WHAT THIS TASK INVOLVES: Your answer should consist of all lines in the listing that hold the word "icon".

:: EXTRACTED ENTRIES

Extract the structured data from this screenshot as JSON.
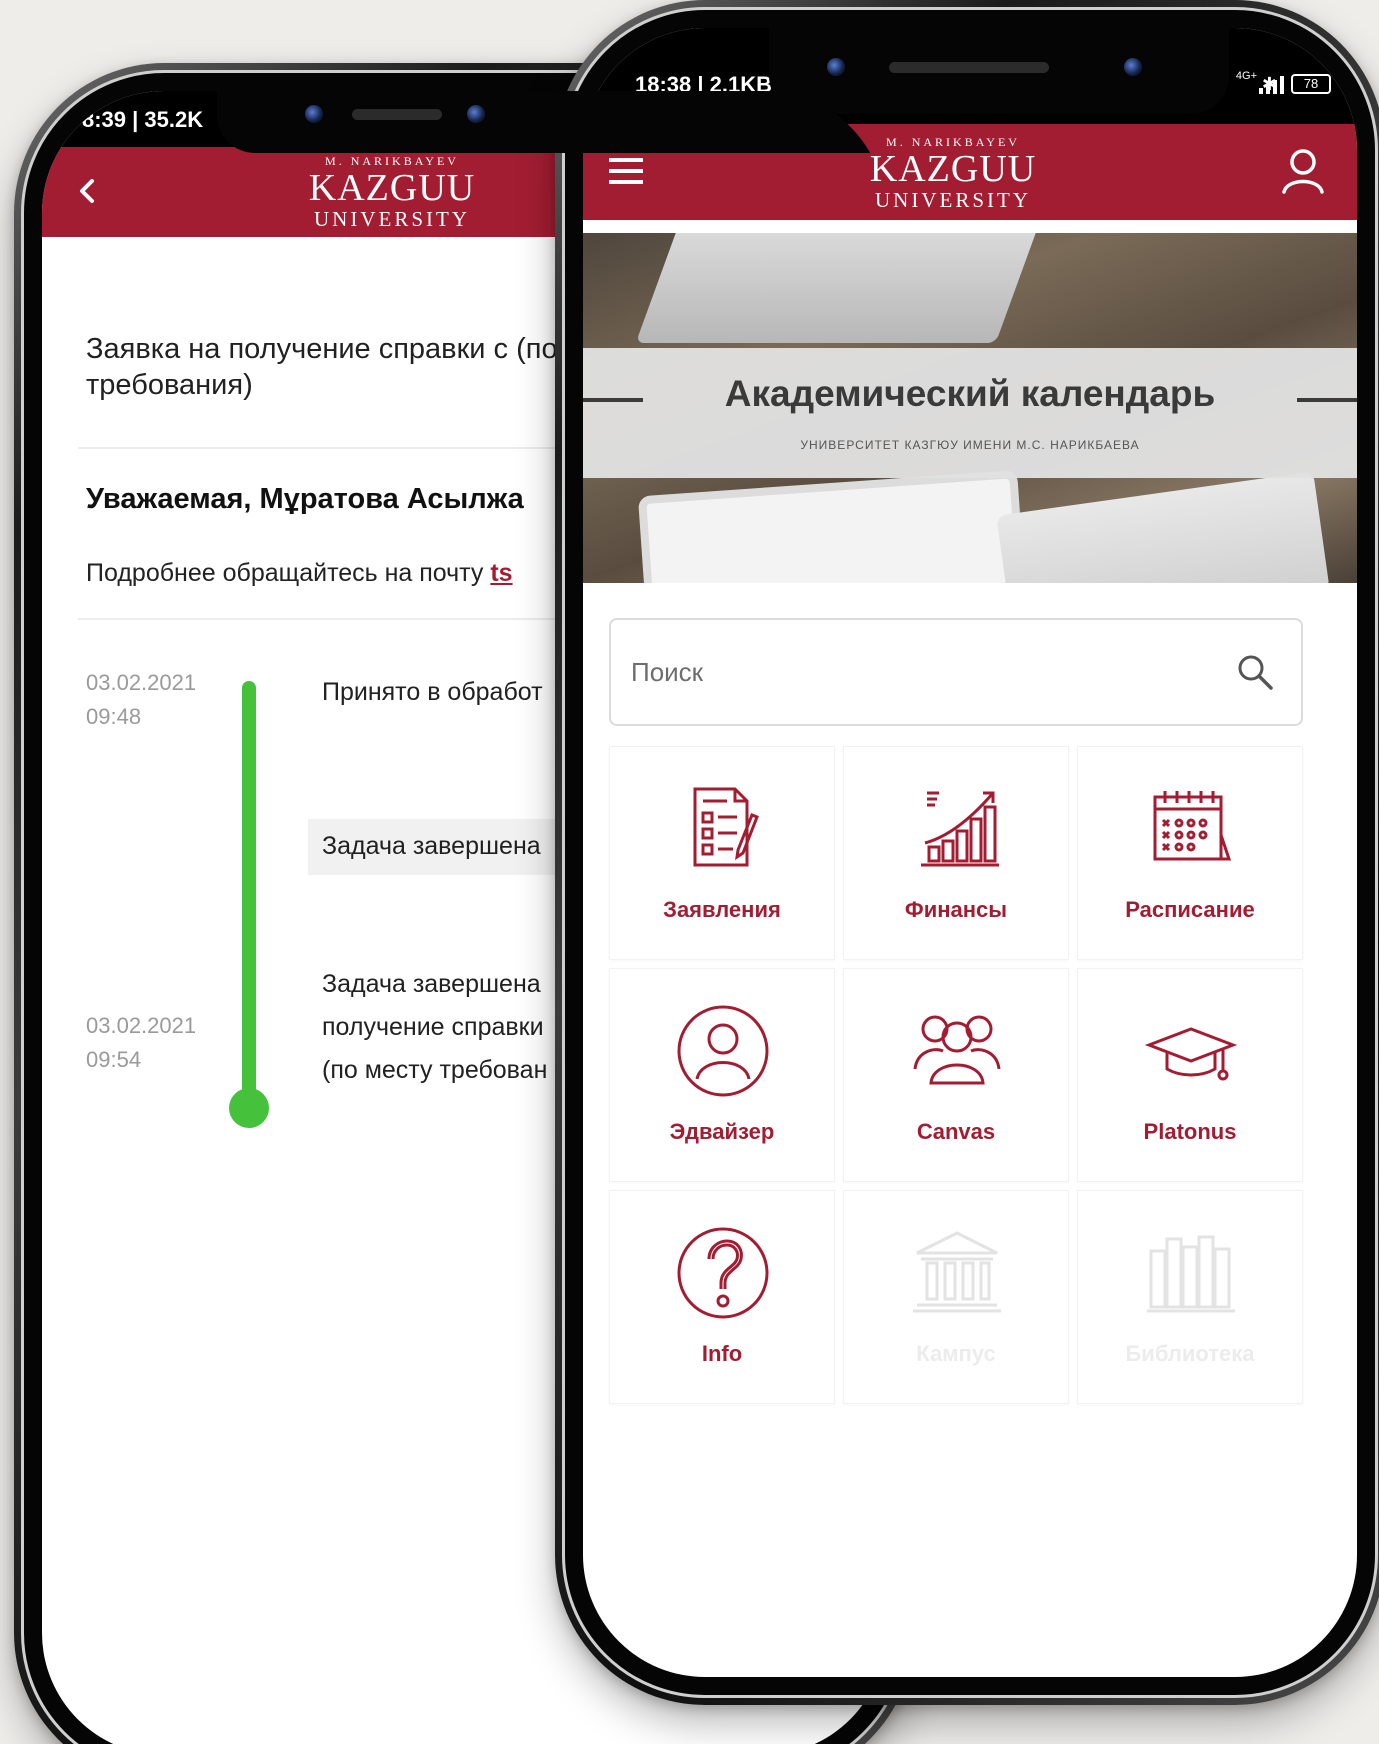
{
  "back_phone": {
    "status": {
      "time_speed": "8:39 | 35.2K"
    },
    "logo": {
      "top": "M. NARIKBAYEV",
      "mid": "KAZGUU",
      "bot": "UNIVERSITY"
    },
    "request_title": "Заявка на получение справки с (по месту требования)",
    "greeting": "Уважаемая, Мұратова Асылжа",
    "more_info_text": "Подробнее обращайтесь на почту ",
    "more_info_link": "ts",
    "timeline": [
      {
        "date": "03.02.2021",
        "time": "09:48",
        "text": "Принято в обработ"
      },
      {
        "text": "Задача завершена"
      },
      {
        "date": "03.02.2021",
        "time": "09:54",
        "text_lines": [
          "Задача завершена",
          "получение справки",
          "(по месту требован"
        ]
      }
    ]
  },
  "front_phone": {
    "status": {
      "time_speed": "18:38 | 2.1KB",
      "network": "4G+",
      "battery": "78"
    },
    "logo": {
      "top": "M. NARIKBAYEV",
      "mid": "KAZGUU",
      "bot": "UNIVERSITY"
    },
    "banner": {
      "title": "Академический календарь",
      "subtitle": "УНИВЕРСИТЕТ КАЗГЮУ ИМЕНИ М.С. НАРИКБАЕВА"
    },
    "search": {
      "placeholder": "Поиск"
    },
    "tiles": [
      {
        "label": "Заявления",
        "icon": "document-checklist-icon",
        "enabled": true
      },
      {
        "label": "Финансы",
        "icon": "growth-chart-icon",
        "enabled": true
      },
      {
        "label": "Расписание",
        "icon": "calendar-icon",
        "enabled": true
      },
      {
        "label": "Эдвайзер",
        "icon": "person-icon",
        "enabled": true
      },
      {
        "label": "Canvas",
        "icon": "group-icon",
        "enabled": true
      },
      {
        "label": "Platonus",
        "icon": "graduation-cap-icon",
        "enabled": true
      },
      {
        "label": "Info",
        "icon": "question-icon",
        "enabled": true
      },
      {
        "label": "Кампус",
        "icon": "building-icon",
        "enabled": false
      },
      {
        "label": "Библиотека",
        "icon": "books-icon",
        "enabled": false
      }
    ]
  },
  "colors": {
    "brand": "#a31d32",
    "timeline_green": "#46c13c",
    "background": "#efedea"
  }
}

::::

RESPONSE BOX:
        "icon": "document-checklist-icon",
        "icon": "growth-chart-icon",
        "icon": "calendar-icon",
        "icon": "person-icon",
        "icon": "group-icon",
        "icon": "graduation-cap-icon",
        "icon": "question-icon",
        "icon": "building-icon",
        "icon": "books-icon",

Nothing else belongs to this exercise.